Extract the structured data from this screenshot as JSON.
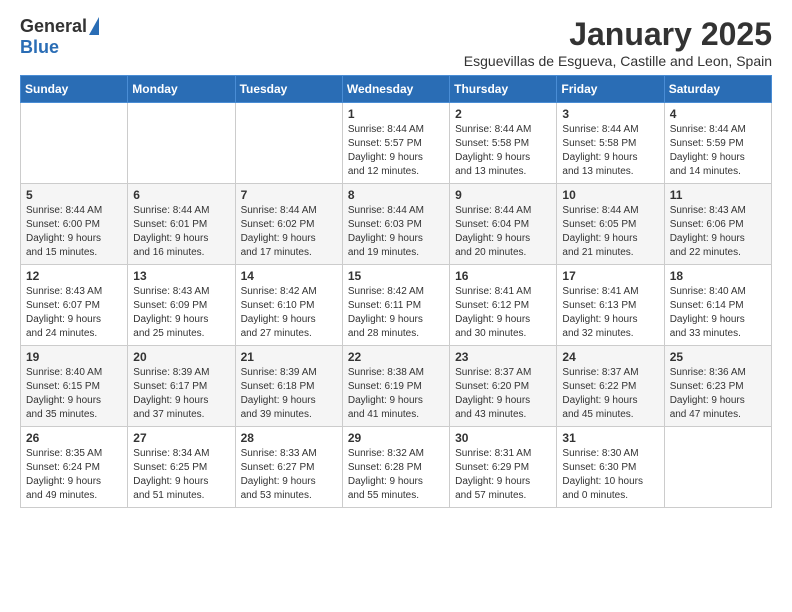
{
  "logo": {
    "general": "General",
    "blue": "Blue"
  },
  "header": {
    "month_title": "January 2025",
    "subtitle": "Esguevillas de Esgueva, Castille and Leon, Spain"
  },
  "weekdays": [
    "Sunday",
    "Monday",
    "Tuesday",
    "Wednesday",
    "Thursday",
    "Friday",
    "Saturday"
  ],
  "weeks": [
    [
      {
        "day": "",
        "info": ""
      },
      {
        "day": "",
        "info": ""
      },
      {
        "day": "",
        "info": ""
      },
      {
        "day": "1",
        "info": "Sunrise: 8:44 AM\nSunset: 5:57 PM\nDaylight: 9 hours\nand 12 minutes."
      },
      {
        "day": "2",
        "info": "Sunrise: 8:44 AM\nSunset: 5:58 PM\nDaylight: 9 hours\nand 13 minutes."
      },
      {
        "day": "3",
        "info": "Sunrise: 8:44 AM\nSunset: 5:58 PM\nDaylight: 9 hours\nand 13 minutes."
      },
      {
        "day": "4",
        "info": "Sunrise: 8:44 AM\nSunset: 5:59 PM\nDaylight: 9 hours\nand 14 minutes."
      }
    ],
    [
      {
        "day": "5",
        "info": "Sunrise: 8:44 AM\nSunset: 6:00 PM\nDaylight: 9 hours\nand 15 minutes."
      },
      {
        "day": "6",
        "info": "Sunrise: 8:44 AM\nSunset: 6:01 PM\nDaylight: 9 hours\nand 16 minutes."
      },
      {
        "day": "7",
        "info": "Sunrise: 8:44 AM\nSunset: 6:02 PM\nDaylight: 9 hours\nand 17 minutes."
      },
      {
        "day": "8",
        "info": "Sunrise: 8:44 AM\nSunset: 6:03 PM\nDaylight: 9 hours\nand 19 minutes."
      },
      {
        "day": "9",
        "info": "Sunrise: 8:44 AM\nSunset: 6:04 PM\nDaylight: 9 hours\nand 20 minutes."
      },
      {
        "day": "10",
        "info": "Sunrise: 8:44 AM\nSunset: 6:05 PM\nDaylight: 9 hours\nand 21 minutes."
      },
      {
        "day": "11",
        "info": "Sunrise: 8:43 AM\nSunset: 6:06 PM\nDaylight: 9 hours\nand 22 minutes."
      }
    ],
    [
      {
        "day": "12",
        "info": "Sunrise: 8:43 AM\nSunset: 6:07 PM\nDaylight: 9 hours\nand 24 minutes."
      },
      {
        "day": "13",
        "info": "Sunrise: 8:43 AM\nSunset: 6:09 PM\nDaylight: 9 hours\nand 25 minutes."
      },
      {
        "day": "14",
        "info": "Sunrise: 8:42 AM\nSunset: 6:10 PM\nDaylight: 9 hours\nand 27 minutes."
      },
      {
        "day": "15",
        "info": "Sunrise: 8:42 AM\nSunset: 6:11 PM\nDaylight: 9 hours\nand 28 minutes."
      },
      {
        "day": "16",
        "info": "Sunrise: 8:41 AM\nSunset: 6:12 PM\nDaylight: 9 hours\nand 30 minutes."
      },
      {
        "day": "17",
        "info": "Sunrise: 8:41 AM\nSunset: 6:13 PM\nDaylight: 9 hours\nand 32 minutes."
      },
      {
        "day": "18",
        "info": "Sunrise: 8:40 AM\nSunset: 6:14 PM\nDaylight: 9 hours\nand 33 minutes."
      }
    ],
    [
      {
        "day": "19",
        "info": "Sunrise: 8:40 AM\nSunset: 6:15 PM\nDaylight: 9 hours\nand 35 minutes."
      },
      {
        "day": "20",
        "info": "Sunrise: 8:39 AM\nSunset: 6:17 PM\nDaylight: 9 hours\nand 37 minutes."
      },
      {
        "day": "21",
        "info": "Sunrise: 8:39 AM\nSunset: 6:18 PM\nDaylight: 9 hours\nand 39 minutes."
      },
      {
        "day": "22",
        "info": "Sunrise: 8:38 AM\nSunset: 6:19 PM\nDaylight: 9 hours\nand 41 minutes."
      },
      {
        "day": "23",
        "info": "Sunrise: 8:37 AM\nSunset: 6:20 PM\nDaylight: 9 hours\nand 43 minutes."
      },
      {
        "day": "24",
        "info": "Sunrise: 8:37 AM\nSunset: 6:22 PM\nDaylight: 9 hours\nand 45 minutes."
      },
      {
        "day": "25",
        "info": "Sunrise: 8:36 AM\nSunset: 6:23 PM\nDaylight: 9 hours\nand 47 minutes."
      }
    ],
    [
      {
        "day": "26",
        "info": "Sunrise: 8:35 AM\nSunset: 6:24 PM\nDaylight: 9 hours\nand 49 minutes."
      },
      {
        "day": "27",
        "info": "Sunrise: 8:34 AM\nSunset: 6:25 PM\nDaylight: 9 hours\nand 51 minutes."
      },
      {
        "day": "28",
        "info": "Sunrise: 8:33 AM\nSunset: 6:27 PM\nDaylight: 9 hours\nand 53 minutes."
      },
      {
        "day": "29",
        "info": "Sunrise: 8:32 AM\nSunset: 6:28 PM\nDaylight: 9 hours\nand 55 minutes."
      },
      {
        "day": "30",
        "info": "Sunrise: 8:31 AM\nSunset: 6:29 PM\nDaylight: 9 hours\nand 57 minutes."
      },
      {
        "day": "31",
        "info": "Sunrise: 8:30 AM\nSunset: 6:30 PM\nDaylight: 10 hours\nand 0 minutes."
      },
      {
        "day": "",
        "info": ""
      }
    ]
  ]
}
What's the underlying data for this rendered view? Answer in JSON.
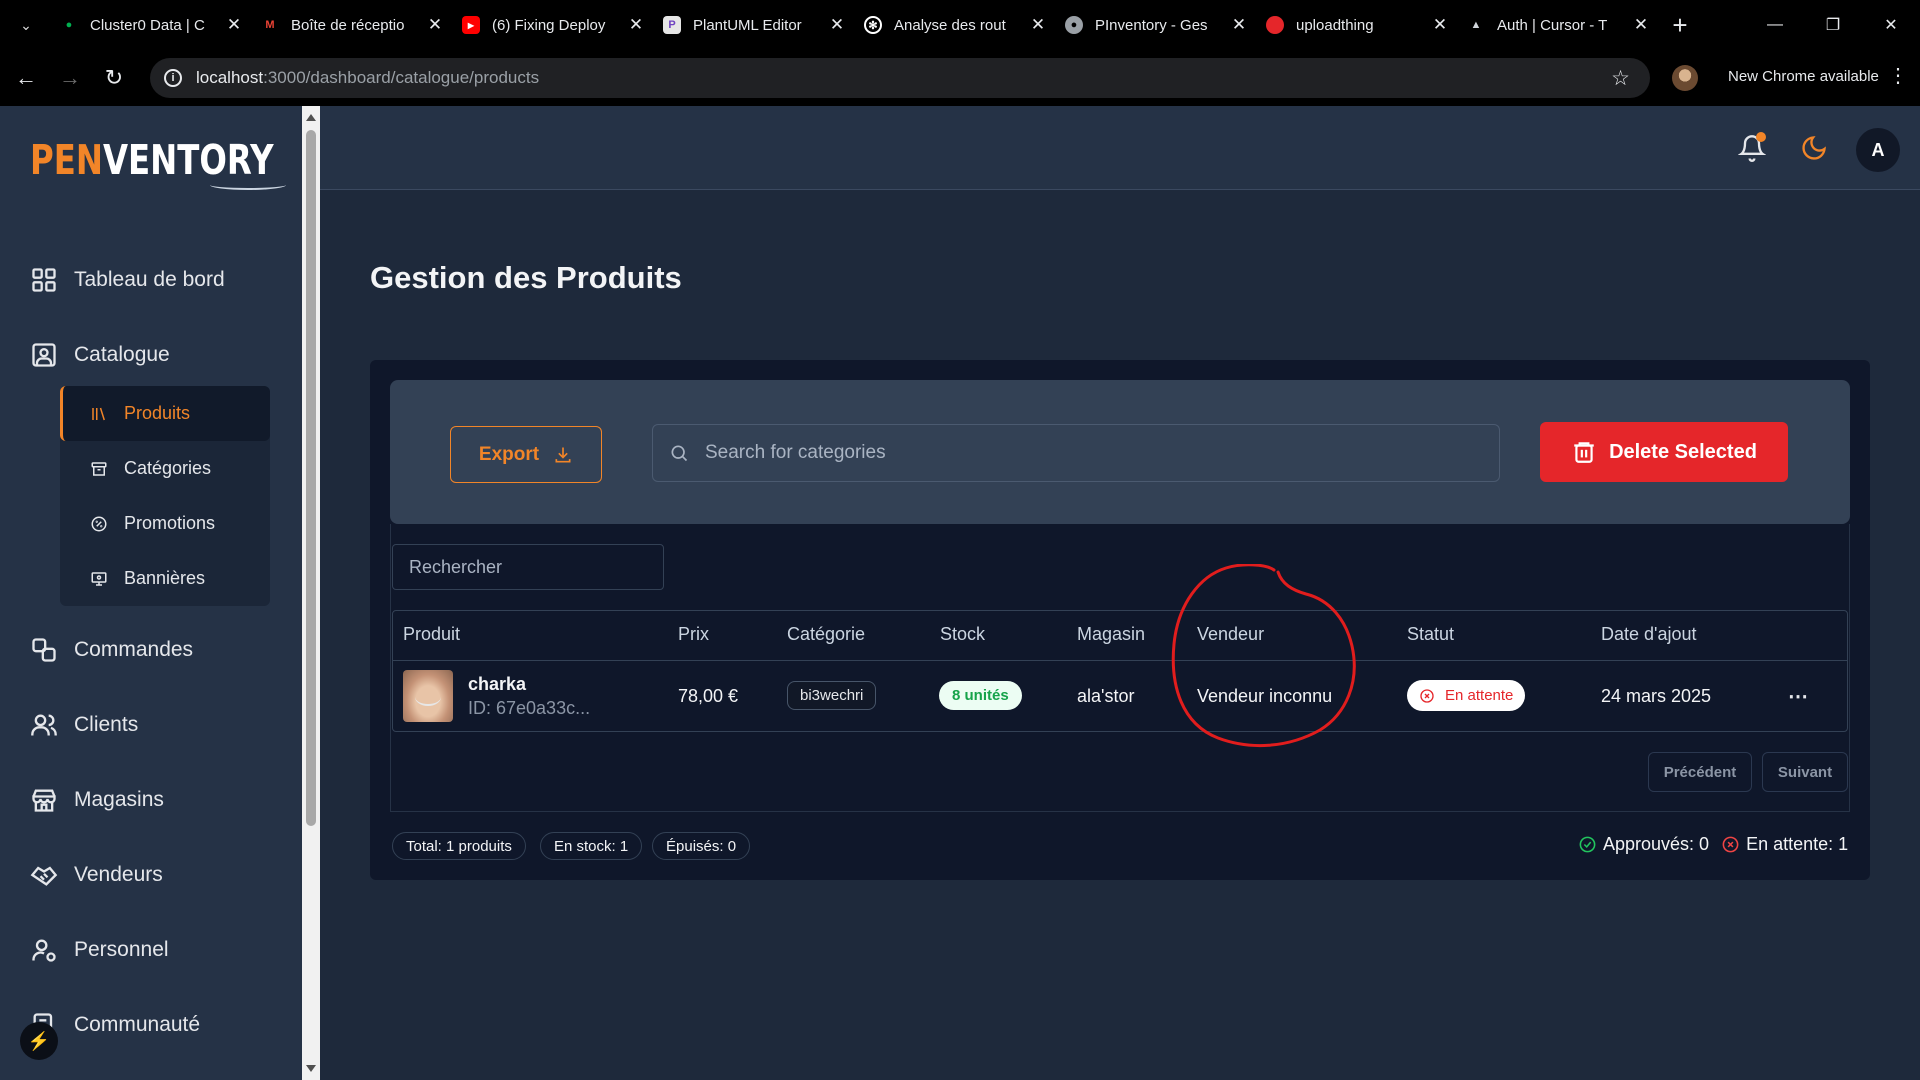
{
  "browser": {
    "tabs": [
      {
        "title": "Cluster0 Data | C",
        "icon": "mongodb-leaf-icon",
        "color": "#00b050"
      },
      {
        "title": "Boîte de réceptio",
        "icon": "gmail-icon",
        "color": "#ea4335"
      },
      {
        "title": "(6) Fixing Deploy",
        "icon": "youtube-icon",
        "color": "#ff0000"
      },
      {
        "title": "PlantUML Editor",
        "icon": "plantuml-icon",
        "color": "#6f42c1"
      },
      {
        "title": "Analyse des rout",
        "icon": "openai-icon",
        "color": "#ffffff"
      },
      {
        "title": "PInventory - Ges",
        "icon": "globe-icon",
        "color": "#9aa0a6"
      },
      {
        "title": "uploadthing",
        "icon": "uploadthing-icon",
        "color": "#e5262a"
      },
      {
        "title": "Auth | Cursor - T",
        "icon": "cursor-icon",
        "color": "#d1d5db"
      }
    ],
    "url_host": "localhost",
    "url_path": ":3000/dashboard/catalogue/products",
    "new_chrome": "New Chrome available"
  },
  "sidebar": {
    "logo_pen": "PEN",
    "logo_ventory": "VENTORY",
    "items": [
      {
        "label": "Tableau de bord",
        "icon": "grid-icon"
      },
      {
        "label": "Catalogue",
        "icon": "image-icon"
      },
      {
        "label": "Commandes",
        "icon": "orders-icon"
      },
      {
        "label": "Clients",
        "icon": "users-icon"
      },
      {
        "label": "Magasins",
        "icon": "store-icon"
      },
      {
        "label": "Vendeurs",
        "icon": "handshake-icon"
      },
      {
        "label": "Personnel",
        "icon": "user-cog-icon"
      },
      {
        "label": "Communauté",
        "icon": "community-icon"
      }
    ],
    "sub_items": [
      {
        "label": "Produits",
        "icon": "library-icon",
        "active": true
      },
      {
        "label": "Catégories",
        "icon": "archive-icon"
      },
      {
        "label": "Promotions",
        "icon": "percent-badge-icon"
      },
      {
        "label": "Bannières",
        "icon": "presentation-icon"
      }
    ]
  },
  "header": {
    "avatar_initial": "A",
    "accent": "#f28528"
  },
  "page": {
    "title": "Gestion des Produits"
  },
  "toolbar": {
    "export_label": "Export",
    "search_placeholder": "Search for categories",
    "delete_label": "Delete Selected",
    "delete_color": "#e5262a"
  },
  "table": {
    "filter_placeholder": "Rechercher",
    "columns": [
      "Produit",
      "Prix",
      "Catégorie",
      "Stock",
      "Magasin",
      "Vendeur",
      "Statut",
      "Date d'ajout"
    ],
    "rows": [
      {
        "name": "charka",
        "id": "ID: 67e0a33c...",
        "price": "78,00 €",
        "category": "bi3wechri",
        "stock": "8 unités",
        "store": "ala'stor",
        "seller": "Vendeur inconnu",
        "status": "En attente",
        "date": "24 mars 2025"
      }
    ],
    "prev_label": "Précédent",
    "next_label": "Suivant"
  },
  "summary": {
    "total": "Total: 1 produits",
    "in_stock": "En stock: 1",
    "out_of_stock": "Épuisés: 0",
    "approved": "Approuvés: 0",
    "pending": "En attente: 1"
  }
}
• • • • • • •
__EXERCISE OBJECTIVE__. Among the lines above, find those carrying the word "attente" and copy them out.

__SOLVED EXERCISE__.
        "status": "En attente",
    "pending": "En attente: 1"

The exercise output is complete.